Khyra And Sometimes Her Mom said...

If only more were like 'us'

Smiles can work wonders

Just like these incredible canines you help to be able to help!

Thanks!!!

Khyra's Mom
P.S. What a leak inspiring post - but the good kind of leak!

♥♥♥ The OP Pack ♥♥♥ said...

Your words so touched our Mom. A true sign that you were made to do what you do - so obvious that it brings you great joy and maybe some pride too. Thanks for sharing some thoughts that are too often overlooked in today's busy world.

Woos ~ Phantom, Thunder,and Ciara

Anonymous said...

What an inspiring post for all us dog lovers out there... you have always had a strong connection with these canines and I know you are living proof that people should always pursue what they are passionate about..because happiness will be granted :)
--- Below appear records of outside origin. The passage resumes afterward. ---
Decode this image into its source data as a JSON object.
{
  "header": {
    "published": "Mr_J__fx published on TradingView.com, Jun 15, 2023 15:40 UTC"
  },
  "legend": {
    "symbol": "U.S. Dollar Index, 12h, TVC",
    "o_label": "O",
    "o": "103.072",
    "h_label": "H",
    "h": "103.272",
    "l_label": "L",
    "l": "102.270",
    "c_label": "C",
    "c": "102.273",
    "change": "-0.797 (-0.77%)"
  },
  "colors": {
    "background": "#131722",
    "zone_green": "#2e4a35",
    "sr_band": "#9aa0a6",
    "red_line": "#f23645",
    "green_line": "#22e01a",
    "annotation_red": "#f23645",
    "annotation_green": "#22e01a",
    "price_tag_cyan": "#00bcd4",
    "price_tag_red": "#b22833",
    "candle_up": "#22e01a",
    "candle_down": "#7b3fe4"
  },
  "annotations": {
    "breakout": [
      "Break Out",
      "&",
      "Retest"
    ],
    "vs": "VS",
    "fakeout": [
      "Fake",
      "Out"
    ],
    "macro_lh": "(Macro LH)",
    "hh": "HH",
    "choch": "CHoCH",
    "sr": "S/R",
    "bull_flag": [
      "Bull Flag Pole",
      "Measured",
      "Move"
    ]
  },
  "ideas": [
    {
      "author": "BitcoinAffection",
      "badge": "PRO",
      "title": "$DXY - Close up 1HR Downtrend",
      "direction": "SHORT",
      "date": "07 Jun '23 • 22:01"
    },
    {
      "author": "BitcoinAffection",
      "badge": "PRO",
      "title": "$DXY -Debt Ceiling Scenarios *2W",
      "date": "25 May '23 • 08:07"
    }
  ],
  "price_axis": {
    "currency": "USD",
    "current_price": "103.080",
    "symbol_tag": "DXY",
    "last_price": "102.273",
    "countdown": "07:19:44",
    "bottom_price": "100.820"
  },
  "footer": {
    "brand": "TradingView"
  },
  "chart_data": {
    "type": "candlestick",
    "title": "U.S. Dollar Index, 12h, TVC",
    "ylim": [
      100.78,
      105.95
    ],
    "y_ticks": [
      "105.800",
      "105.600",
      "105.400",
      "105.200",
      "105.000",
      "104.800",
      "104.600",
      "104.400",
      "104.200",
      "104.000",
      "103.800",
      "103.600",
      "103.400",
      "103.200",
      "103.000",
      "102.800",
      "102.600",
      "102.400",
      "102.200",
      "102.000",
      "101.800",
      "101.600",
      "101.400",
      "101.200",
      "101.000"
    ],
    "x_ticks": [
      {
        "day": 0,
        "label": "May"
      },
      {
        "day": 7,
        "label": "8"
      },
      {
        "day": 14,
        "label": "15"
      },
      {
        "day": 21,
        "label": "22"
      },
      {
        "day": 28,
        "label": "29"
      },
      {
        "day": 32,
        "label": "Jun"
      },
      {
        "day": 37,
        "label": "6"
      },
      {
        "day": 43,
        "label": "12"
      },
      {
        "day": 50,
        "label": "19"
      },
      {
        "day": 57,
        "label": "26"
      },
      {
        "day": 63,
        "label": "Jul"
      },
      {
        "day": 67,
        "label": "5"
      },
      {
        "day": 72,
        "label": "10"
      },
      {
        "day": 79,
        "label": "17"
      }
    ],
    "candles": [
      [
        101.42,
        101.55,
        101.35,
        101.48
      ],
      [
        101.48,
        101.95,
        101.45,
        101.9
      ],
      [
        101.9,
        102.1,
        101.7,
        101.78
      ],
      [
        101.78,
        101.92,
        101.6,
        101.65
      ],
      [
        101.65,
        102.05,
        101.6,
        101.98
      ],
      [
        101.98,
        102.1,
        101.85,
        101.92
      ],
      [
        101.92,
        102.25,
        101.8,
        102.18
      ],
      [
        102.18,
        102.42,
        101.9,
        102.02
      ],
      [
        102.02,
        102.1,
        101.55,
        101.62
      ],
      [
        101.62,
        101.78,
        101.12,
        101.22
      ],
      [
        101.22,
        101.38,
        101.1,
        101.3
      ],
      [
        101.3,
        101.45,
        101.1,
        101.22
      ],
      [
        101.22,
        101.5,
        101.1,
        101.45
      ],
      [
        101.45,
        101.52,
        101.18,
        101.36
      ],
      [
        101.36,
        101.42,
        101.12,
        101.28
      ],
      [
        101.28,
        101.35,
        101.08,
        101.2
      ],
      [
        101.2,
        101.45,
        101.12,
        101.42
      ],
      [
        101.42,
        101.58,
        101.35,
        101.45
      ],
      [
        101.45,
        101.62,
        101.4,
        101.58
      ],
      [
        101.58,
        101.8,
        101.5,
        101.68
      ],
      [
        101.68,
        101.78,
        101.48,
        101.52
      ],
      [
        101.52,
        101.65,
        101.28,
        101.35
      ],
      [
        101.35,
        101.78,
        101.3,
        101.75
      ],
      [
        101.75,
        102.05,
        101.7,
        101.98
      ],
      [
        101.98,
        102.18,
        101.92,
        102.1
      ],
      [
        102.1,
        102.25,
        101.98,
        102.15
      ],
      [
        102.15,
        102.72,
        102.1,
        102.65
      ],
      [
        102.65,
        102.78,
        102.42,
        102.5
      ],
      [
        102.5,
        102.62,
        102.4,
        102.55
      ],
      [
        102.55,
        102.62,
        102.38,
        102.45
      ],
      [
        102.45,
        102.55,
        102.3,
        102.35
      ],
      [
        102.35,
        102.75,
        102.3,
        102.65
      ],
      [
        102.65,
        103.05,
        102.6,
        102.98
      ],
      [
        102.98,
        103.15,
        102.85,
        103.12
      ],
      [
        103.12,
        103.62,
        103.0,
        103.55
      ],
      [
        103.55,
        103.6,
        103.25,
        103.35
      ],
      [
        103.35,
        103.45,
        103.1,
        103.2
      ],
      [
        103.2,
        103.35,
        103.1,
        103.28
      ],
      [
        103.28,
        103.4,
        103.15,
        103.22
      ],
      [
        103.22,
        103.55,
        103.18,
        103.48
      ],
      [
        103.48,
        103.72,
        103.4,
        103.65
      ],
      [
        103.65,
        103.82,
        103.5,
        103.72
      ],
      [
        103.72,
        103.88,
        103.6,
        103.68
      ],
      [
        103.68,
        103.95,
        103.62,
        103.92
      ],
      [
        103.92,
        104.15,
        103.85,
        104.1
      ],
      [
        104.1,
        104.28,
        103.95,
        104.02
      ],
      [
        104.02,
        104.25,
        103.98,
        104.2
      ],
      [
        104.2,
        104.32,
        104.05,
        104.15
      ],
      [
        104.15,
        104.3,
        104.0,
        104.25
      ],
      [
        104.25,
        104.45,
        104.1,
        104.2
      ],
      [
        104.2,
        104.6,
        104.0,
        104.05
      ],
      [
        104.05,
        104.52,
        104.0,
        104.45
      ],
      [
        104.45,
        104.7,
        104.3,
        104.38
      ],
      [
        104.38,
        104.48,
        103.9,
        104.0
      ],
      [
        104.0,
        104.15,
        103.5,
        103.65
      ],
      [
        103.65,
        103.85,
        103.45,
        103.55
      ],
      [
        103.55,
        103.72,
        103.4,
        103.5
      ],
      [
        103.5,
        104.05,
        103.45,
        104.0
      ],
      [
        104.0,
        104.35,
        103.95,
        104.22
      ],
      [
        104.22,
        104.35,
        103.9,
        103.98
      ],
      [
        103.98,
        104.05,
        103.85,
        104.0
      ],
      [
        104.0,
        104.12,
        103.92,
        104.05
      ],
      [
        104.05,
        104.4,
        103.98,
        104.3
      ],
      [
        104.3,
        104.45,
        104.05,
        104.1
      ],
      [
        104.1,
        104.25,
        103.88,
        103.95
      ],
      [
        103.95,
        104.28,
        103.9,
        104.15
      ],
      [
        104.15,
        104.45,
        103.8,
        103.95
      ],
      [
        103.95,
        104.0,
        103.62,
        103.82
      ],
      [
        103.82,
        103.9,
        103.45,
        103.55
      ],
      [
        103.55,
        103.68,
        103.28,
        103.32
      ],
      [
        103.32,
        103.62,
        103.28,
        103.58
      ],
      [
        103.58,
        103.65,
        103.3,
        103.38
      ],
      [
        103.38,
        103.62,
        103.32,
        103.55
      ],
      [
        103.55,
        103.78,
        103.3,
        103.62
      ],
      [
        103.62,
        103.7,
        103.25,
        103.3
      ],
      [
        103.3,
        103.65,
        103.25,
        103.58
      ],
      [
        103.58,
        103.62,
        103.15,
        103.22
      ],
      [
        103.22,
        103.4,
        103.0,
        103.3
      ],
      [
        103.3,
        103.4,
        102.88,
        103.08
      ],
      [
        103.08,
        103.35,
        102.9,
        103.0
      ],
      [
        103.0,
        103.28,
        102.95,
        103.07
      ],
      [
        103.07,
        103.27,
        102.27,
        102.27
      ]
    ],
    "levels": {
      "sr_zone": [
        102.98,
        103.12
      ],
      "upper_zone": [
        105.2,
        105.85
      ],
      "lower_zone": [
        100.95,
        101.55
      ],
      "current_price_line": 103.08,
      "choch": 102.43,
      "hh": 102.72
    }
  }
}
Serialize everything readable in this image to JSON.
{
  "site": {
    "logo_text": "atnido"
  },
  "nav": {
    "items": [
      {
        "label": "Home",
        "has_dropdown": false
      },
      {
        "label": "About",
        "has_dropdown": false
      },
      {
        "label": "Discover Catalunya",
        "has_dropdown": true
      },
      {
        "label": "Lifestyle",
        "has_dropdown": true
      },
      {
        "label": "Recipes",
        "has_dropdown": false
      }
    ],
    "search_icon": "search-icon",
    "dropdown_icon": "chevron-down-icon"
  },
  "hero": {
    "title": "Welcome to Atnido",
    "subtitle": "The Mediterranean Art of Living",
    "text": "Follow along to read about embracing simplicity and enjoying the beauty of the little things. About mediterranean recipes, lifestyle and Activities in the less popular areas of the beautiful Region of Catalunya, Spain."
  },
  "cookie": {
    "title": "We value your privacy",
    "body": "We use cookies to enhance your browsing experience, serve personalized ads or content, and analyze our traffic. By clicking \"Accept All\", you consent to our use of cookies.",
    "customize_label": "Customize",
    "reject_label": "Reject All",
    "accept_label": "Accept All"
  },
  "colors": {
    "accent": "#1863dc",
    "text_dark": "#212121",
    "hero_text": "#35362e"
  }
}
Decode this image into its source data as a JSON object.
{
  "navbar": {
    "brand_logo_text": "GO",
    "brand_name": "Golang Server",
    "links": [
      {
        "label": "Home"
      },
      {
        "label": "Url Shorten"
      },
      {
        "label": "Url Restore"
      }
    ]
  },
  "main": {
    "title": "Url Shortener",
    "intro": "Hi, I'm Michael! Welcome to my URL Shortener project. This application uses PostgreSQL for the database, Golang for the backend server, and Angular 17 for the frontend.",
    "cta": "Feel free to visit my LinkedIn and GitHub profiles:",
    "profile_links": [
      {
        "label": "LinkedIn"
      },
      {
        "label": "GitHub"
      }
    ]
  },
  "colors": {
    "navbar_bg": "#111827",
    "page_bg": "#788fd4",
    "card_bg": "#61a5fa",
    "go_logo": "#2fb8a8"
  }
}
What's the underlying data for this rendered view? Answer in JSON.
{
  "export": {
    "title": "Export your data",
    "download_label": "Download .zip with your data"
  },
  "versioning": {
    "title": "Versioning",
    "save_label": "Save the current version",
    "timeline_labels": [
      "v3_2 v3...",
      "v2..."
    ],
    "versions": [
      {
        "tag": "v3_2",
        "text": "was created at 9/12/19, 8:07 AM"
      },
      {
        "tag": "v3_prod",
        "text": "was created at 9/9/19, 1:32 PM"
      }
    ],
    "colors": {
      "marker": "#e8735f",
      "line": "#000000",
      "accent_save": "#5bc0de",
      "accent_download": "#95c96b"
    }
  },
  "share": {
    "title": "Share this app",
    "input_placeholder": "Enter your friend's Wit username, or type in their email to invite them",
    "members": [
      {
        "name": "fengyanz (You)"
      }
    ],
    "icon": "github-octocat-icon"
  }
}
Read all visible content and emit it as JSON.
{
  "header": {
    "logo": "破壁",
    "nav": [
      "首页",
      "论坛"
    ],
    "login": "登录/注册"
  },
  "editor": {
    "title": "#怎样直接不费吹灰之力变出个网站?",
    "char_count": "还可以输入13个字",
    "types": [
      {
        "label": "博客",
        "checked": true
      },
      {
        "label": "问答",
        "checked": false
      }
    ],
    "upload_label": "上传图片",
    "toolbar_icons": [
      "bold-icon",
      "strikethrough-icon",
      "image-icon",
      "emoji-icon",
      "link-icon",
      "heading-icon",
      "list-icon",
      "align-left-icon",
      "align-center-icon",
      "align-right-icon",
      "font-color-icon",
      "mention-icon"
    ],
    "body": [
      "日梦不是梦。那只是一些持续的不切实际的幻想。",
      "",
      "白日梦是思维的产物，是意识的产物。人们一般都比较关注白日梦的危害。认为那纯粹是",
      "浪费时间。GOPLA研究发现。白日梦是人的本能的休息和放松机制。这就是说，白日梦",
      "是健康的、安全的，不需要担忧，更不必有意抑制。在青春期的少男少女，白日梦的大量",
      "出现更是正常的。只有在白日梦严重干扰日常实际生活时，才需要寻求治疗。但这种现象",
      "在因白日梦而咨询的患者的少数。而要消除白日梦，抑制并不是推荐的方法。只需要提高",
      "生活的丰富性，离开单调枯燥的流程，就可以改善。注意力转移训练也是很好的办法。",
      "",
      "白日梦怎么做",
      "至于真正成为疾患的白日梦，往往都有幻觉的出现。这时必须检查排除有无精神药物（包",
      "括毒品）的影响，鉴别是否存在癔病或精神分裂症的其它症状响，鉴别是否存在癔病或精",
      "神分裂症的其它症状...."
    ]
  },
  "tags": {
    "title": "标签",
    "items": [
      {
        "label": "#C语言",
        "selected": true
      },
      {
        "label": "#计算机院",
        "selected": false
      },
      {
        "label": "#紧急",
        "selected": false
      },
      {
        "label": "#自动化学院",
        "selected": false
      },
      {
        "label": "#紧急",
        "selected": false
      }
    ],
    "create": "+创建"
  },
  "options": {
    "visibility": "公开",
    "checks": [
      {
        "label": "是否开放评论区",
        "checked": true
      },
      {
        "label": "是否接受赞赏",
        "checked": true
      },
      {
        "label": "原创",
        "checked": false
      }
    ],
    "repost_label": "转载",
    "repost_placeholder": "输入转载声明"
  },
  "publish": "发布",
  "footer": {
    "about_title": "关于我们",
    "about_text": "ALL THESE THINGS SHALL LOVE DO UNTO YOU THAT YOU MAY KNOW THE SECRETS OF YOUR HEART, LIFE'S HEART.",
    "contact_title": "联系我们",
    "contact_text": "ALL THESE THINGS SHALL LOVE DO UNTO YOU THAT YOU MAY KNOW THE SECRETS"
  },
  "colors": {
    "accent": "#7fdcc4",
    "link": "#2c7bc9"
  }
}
Lisa, Ellie and Hosta said...

THat's so beautiful - and so true!!

Cami said...

Beautiful post!

Anonymous said...

All right - I stopped reading your posts at work because I would sit here and laugh out loud, but today I decided to take a peak at your blog and now I'm crying!
Beautiful! You go Ruby!

Susan Gallacher-Turner and Michael Turner said...

Tears and smiles ...all at the same time...what a beautiful post. I so admire the job you are doing with Ruby, and I can't imagine how hard it will be to let her go. You are so courageous.

I had an art opening the other day and one of the guests had her guide dog puppy in training. Having a guide dog career changer myself, I just had to talk to her. Her pup was wonderful, calm and beautiful and she has had a great time training him. She said, too, it's always a great way to meet new people. I'd never thought about it that way until I read your wonderful post!

Alphini's Puppy Raiser said...

Well said!

Anonymous said...

What a beautiful post. It touched us deeply. What a beautiful gift you and Ruby have given us readers. All those wonderful emotions we feel when we read your blog.
SMILE! Yes we will always smile when we think of "Raising Ruby"

Becky said...

So beautiful and one of the joys as a guide dog user too. People interact with me and talk and share. Thank you for all you do - such an incredible service. Thank you too for your sweet comments about our Missy Girl.

Shauna (Fido and Wino) said...

I *love* the connections dogs give us to the people around us- I love watching people's face light up when they see a dog :)

1000 Goldens said...

Love, love, love this post. You touch my heart!

The Thundering Herd said...

Dogs - in particular, well behaved dogs - do seem to attract smiles and conversations. Because we live in a tourist area, so many people are visiting here and their dogs are being boarded at home. They want just a few minutes of a dogs hug and love - and, of course, we offer that and then learn a little about them

Great post.

Tammy said...

What a wonderful experience! Thanks for sharing it with us!

Roxanne @ Champion of My Heart said...

Years ago, I interviewed a novelist who raised a puppy as research for her book that featured a service puppy, and she spoke with firefighters at a nearby station nearly every day while walking her pup.

Once the puppy graduated on in training, the firefighters no longer recognized her when she walked by.

Carly Findlay said...

Such a beautiful blog entry. I am sure Ruby has captured many hearts and made people think about the importance of service dogs for people with disabilities.
I love how Ruby is allowing you to meet so many wonderful people, and really influence peoples' perceptions.
Well done to all of you.